When I arrived the week before the show, there were about ten people working on the stage at any given moment. Prey excused himself to supervise the two carpenters that were testing a dining room table that would be lowered from the ceiling, and then fall through the floor after the dinner scene. There were people wrapping the corners of objects with foam and tape (also known as “actor proofing”), showers of sparks coming down from the second level of the set, scenic artists cutting styrofoam into peaks to make sand dunes, and a spirited discussion at the front of the stage on the best way to adhere the LED strip lights to the stage floor. Predictably, the sand was getting in the way of the adhesive.
The surface of the palace walls at the front of the stage is flaking and pockmarked, as if the sand has been slowly eating away the exterior. To achieve this aesthetic, scenic artists tore strategic chunks out of the walls with any tool they could get their hands on (including “Lancelot”, a chainsaw blade jerry-rigged to a hand grinder). Part of the distressing is also made possible by extensive painting, led by Sally Glass, the scenic charge artist.
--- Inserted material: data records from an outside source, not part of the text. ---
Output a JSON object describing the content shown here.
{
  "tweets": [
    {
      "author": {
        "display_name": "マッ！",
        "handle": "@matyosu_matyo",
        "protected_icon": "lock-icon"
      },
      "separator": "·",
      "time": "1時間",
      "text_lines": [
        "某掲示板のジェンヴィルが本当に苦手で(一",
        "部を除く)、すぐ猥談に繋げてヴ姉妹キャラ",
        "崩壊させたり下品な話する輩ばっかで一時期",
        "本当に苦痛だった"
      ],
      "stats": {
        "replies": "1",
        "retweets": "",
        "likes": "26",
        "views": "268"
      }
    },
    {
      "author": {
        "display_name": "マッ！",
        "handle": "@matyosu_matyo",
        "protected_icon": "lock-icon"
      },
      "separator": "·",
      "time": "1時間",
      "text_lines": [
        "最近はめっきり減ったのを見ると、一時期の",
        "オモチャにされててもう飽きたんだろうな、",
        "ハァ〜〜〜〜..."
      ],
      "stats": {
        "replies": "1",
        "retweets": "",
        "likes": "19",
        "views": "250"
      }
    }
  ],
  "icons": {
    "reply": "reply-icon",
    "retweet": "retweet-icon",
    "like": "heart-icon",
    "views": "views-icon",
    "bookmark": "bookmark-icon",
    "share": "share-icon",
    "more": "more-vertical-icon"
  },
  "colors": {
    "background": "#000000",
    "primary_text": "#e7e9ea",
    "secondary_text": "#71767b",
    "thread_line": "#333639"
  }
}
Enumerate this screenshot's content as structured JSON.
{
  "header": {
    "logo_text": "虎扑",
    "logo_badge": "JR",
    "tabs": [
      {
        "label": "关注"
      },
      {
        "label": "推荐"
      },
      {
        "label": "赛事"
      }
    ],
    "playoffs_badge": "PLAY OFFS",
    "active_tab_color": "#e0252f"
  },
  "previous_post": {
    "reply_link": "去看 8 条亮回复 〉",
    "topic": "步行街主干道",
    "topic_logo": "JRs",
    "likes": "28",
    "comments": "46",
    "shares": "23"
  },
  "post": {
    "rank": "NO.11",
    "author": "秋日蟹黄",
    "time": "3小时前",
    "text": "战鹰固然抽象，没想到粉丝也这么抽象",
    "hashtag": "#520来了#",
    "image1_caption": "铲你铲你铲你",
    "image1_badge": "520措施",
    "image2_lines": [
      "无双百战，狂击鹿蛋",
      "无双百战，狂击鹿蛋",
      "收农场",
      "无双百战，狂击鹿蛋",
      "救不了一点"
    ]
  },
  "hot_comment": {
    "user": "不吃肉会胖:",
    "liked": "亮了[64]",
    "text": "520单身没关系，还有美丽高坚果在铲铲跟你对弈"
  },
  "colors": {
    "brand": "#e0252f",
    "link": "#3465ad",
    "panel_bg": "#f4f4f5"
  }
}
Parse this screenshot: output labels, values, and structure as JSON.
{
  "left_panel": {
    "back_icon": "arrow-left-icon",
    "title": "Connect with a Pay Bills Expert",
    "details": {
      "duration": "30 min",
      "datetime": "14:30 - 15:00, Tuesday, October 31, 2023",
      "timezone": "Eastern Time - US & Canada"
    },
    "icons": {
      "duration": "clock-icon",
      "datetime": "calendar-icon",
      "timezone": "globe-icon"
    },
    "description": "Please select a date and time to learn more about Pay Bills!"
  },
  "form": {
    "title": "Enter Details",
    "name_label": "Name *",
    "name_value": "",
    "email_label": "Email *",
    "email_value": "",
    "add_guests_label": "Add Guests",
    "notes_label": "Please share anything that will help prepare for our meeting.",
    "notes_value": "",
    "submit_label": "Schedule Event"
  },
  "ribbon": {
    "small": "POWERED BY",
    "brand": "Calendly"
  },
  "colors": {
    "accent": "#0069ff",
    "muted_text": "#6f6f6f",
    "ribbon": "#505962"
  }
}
Glass and the other technical crew got a model of the set, which made making a realistic-looking shipwreck much easier. Set painting and dressing is an inexact science; the commonly cited measurement of error is whether or not it looks acceptable twenty feet away on a galloping horse. In other, more applicable words, the paint job must look realistic to an audience member under complicated stage lights. Most of the texture on the walls is a combination of joint compound and paint, but sometimes the painters have to get creative so that the texturing looks just right.
“We actually used a kind of roof coating, which they’ve started marketing towards thespians,” said Glass, pointing at a particularly pebbled portion of the wall.
Of course, the designers (Savage, Christopher Akirlend the Lighting Designer, or any number of other parties involved) and McSweeny have the final say. The technical crew’s job is to take their vision and make it a reality; whether that is using roof coating to get the textures just right, finding the best way to manage the five tonnes of sand that will get shifted and blown out of place night after night, or figuring out just how to make the dinner table (safely) disappear through the stage floor. There is a level of pride in finding creative solutions, and a special kind of comradery that forms between the different crews when things work out.
The dining room table successfully falls through the floor, and the crew at the front of the stage nods in awe.
“That’s kind of scary from right here.”
“Oh, it’s terrifying from upstage too,” said an electrician. “The whole theatre box shakes.”